*** Opening Dataset records ***
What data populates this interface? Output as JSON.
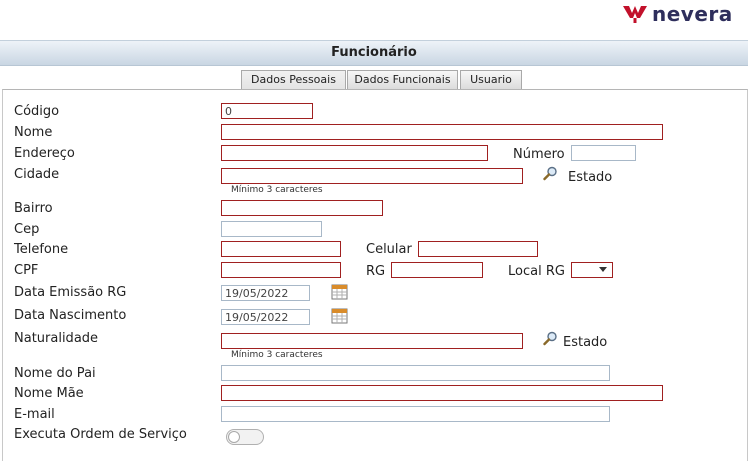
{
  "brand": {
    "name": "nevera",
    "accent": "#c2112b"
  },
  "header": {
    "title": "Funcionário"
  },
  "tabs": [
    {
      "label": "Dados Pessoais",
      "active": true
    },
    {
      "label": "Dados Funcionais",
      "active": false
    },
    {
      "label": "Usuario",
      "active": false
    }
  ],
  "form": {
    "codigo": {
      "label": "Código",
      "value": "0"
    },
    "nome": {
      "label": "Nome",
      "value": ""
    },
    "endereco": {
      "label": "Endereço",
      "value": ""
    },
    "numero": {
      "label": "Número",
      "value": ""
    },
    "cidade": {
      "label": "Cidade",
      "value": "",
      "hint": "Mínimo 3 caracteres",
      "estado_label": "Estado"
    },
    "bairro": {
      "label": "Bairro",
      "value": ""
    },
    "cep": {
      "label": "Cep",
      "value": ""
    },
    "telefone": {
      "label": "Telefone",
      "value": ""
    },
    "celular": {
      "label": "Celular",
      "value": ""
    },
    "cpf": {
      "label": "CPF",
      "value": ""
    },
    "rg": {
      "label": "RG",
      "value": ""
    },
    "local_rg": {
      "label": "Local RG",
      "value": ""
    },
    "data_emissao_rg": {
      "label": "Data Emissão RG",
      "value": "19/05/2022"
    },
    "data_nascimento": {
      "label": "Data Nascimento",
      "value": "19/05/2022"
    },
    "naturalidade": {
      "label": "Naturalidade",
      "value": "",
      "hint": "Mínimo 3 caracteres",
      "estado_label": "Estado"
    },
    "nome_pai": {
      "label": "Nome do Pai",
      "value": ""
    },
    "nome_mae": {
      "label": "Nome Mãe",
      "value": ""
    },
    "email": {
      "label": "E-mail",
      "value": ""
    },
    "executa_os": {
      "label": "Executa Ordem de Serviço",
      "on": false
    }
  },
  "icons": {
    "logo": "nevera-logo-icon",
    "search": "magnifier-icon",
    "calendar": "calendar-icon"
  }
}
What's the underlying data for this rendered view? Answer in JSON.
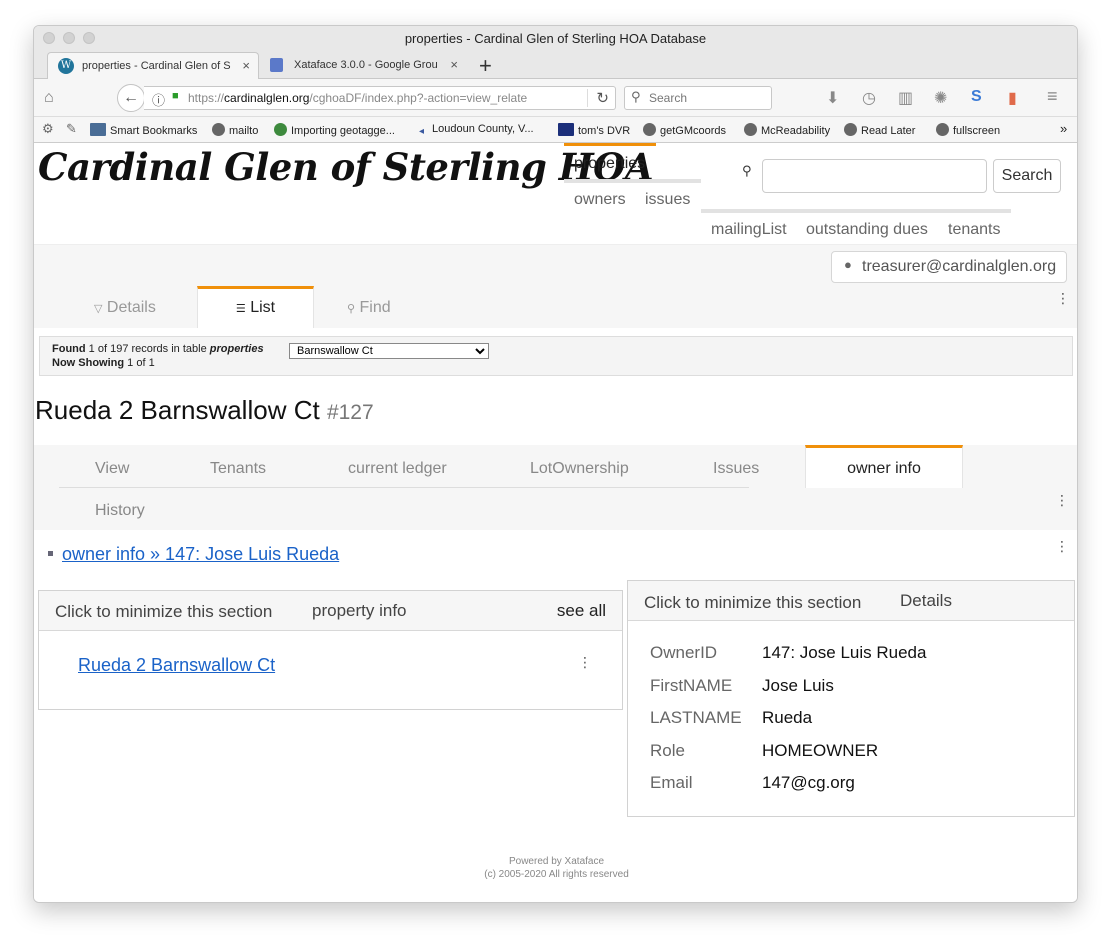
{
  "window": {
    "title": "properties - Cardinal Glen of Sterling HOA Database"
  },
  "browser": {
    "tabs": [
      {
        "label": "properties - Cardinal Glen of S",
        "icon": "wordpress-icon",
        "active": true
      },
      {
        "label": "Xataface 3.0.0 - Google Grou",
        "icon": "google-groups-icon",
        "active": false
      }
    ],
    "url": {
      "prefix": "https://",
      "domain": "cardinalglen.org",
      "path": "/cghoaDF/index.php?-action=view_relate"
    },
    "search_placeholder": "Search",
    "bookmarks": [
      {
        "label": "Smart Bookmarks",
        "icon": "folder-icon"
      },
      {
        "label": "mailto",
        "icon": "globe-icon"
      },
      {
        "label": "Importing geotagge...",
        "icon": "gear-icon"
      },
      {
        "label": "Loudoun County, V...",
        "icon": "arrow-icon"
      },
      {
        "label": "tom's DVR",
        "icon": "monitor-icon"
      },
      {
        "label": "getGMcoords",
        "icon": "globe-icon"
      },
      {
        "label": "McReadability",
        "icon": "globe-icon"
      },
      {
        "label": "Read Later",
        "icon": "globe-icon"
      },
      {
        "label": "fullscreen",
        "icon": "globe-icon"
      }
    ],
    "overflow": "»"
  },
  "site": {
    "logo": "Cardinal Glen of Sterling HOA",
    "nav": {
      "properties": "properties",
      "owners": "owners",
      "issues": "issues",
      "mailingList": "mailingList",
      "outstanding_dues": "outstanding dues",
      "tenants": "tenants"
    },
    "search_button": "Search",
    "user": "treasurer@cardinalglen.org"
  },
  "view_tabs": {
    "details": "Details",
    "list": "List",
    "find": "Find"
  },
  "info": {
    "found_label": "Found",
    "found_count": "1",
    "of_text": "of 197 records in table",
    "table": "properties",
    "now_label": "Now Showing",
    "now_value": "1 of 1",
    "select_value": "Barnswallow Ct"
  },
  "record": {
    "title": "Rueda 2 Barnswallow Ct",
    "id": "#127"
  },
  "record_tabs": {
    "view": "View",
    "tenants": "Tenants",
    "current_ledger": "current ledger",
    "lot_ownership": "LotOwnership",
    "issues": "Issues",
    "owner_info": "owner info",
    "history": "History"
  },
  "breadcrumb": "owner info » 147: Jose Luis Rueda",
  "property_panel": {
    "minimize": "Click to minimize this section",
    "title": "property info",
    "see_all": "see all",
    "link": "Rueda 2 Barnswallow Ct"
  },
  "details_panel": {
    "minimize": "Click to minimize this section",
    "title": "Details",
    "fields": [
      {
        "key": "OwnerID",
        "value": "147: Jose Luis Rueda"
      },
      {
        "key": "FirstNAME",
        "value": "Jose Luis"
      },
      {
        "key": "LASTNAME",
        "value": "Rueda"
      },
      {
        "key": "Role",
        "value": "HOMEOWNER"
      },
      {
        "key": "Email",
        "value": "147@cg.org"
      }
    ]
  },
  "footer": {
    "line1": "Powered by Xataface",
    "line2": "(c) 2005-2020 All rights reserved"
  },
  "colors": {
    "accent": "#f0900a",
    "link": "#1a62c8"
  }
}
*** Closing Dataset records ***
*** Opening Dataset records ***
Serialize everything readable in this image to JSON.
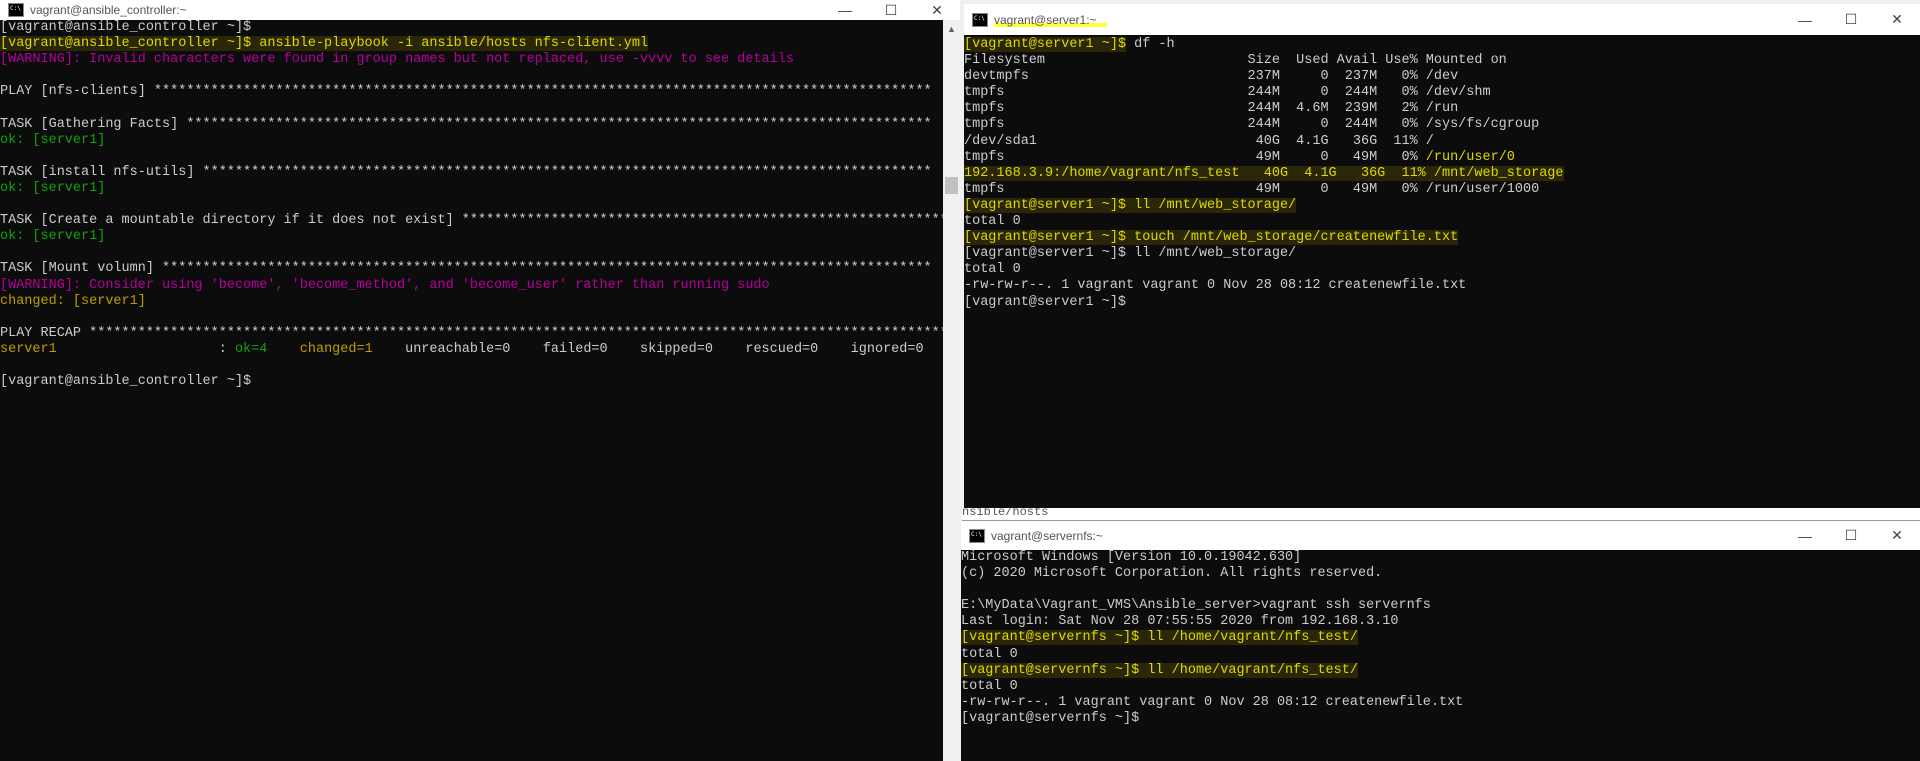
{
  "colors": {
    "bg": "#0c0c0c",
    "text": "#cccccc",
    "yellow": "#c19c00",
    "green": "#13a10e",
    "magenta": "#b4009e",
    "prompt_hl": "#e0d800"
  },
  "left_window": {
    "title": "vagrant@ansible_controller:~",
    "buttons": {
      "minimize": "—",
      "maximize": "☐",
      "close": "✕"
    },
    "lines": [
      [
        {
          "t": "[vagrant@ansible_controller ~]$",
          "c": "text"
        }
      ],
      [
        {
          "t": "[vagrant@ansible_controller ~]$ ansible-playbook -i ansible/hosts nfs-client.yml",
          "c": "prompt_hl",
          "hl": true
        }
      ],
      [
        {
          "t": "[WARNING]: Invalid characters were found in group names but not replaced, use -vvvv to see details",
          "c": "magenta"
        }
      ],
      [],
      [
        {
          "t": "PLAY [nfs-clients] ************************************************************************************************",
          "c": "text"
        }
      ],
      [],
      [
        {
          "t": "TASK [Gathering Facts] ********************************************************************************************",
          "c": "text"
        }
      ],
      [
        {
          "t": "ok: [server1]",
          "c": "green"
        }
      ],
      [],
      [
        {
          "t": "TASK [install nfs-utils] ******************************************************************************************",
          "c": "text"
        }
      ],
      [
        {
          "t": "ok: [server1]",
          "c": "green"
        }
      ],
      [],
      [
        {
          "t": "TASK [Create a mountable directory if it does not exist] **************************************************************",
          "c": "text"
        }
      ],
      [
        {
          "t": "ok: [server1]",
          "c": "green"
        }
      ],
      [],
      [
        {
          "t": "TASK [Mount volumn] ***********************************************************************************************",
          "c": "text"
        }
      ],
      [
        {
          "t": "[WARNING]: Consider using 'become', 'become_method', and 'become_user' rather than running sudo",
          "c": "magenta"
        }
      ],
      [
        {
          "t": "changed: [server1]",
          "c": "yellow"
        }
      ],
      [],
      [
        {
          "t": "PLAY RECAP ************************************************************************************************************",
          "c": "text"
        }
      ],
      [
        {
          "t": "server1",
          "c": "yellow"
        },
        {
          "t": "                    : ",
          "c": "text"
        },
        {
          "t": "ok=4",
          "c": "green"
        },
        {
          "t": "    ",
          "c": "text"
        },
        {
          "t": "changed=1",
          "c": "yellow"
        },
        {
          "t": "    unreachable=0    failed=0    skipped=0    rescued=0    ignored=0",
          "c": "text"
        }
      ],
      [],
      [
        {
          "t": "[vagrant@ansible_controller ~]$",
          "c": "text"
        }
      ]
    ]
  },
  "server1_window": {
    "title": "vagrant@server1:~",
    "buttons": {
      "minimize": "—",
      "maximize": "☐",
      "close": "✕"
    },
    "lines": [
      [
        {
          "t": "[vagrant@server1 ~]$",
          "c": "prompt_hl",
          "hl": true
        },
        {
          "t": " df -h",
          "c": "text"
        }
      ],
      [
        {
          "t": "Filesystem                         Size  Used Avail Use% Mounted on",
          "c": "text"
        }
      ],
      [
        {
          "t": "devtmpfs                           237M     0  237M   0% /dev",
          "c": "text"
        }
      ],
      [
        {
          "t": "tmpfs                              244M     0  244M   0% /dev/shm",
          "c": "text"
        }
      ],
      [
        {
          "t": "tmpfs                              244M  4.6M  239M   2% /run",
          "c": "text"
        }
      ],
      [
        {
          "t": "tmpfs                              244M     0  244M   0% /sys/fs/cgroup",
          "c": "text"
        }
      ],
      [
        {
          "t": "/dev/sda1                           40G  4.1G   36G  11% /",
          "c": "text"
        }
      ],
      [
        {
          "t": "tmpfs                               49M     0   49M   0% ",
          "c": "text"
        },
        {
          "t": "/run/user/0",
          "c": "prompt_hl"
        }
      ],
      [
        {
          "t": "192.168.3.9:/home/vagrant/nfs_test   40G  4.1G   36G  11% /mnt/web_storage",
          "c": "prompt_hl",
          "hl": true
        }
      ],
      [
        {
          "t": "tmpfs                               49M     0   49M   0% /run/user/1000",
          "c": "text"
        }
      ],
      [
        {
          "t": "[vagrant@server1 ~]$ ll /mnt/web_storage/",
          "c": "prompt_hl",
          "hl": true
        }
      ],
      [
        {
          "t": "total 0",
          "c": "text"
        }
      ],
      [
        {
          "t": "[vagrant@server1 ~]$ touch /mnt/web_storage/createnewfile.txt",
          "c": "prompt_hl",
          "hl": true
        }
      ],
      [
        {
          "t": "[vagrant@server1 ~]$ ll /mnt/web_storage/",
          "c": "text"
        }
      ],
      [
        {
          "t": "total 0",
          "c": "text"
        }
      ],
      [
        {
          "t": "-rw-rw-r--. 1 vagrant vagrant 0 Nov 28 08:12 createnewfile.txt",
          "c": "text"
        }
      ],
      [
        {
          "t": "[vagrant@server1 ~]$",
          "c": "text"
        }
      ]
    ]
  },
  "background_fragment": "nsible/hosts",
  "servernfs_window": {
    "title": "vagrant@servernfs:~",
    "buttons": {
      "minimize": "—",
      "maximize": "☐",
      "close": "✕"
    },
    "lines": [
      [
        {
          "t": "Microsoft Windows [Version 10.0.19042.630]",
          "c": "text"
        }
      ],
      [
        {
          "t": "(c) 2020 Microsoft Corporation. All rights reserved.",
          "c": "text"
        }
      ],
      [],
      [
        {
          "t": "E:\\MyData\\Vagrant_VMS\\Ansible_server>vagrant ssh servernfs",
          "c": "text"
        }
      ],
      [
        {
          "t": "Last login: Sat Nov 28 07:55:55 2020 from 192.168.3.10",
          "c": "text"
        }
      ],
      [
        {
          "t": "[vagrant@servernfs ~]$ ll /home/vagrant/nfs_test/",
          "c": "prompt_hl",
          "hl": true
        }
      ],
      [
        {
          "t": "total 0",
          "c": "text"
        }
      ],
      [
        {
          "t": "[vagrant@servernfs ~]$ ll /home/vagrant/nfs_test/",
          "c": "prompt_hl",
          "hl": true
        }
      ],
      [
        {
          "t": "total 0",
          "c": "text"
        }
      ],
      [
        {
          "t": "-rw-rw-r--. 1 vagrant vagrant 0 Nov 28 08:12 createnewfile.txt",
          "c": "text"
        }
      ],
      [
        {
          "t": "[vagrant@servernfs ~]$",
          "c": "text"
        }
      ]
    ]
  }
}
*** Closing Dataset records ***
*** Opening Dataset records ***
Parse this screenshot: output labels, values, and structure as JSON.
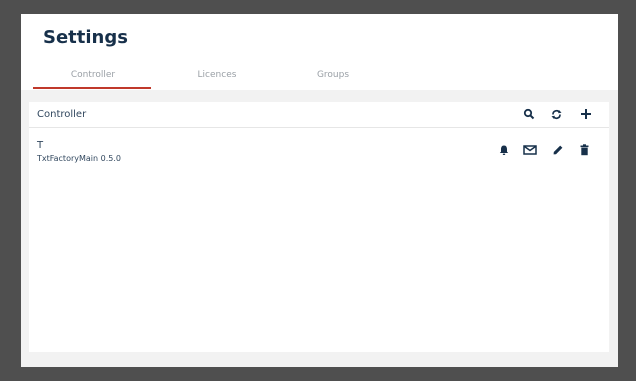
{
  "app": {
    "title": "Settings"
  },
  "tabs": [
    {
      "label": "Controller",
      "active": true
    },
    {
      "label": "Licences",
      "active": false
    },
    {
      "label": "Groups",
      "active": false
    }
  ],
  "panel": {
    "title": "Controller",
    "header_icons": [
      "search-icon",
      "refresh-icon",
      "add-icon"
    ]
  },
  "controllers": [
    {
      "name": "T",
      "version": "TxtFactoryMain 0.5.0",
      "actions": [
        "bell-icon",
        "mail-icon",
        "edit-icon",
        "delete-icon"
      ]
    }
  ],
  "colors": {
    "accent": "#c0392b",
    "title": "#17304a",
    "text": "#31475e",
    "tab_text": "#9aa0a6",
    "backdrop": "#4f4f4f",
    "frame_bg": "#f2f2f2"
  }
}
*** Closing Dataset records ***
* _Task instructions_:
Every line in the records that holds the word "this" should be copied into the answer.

* _Answer box_:
What data populates this interface? Output as JSON.
What's the underlying data for this rendered view? Answer in JSON.
    "minimize": "Click to minimize this section",
    "minimize": "Click to minimize this section",
Serialize everything readable in this image to JSON.
Parse this screenshot: output labels, values, and structure as JSON.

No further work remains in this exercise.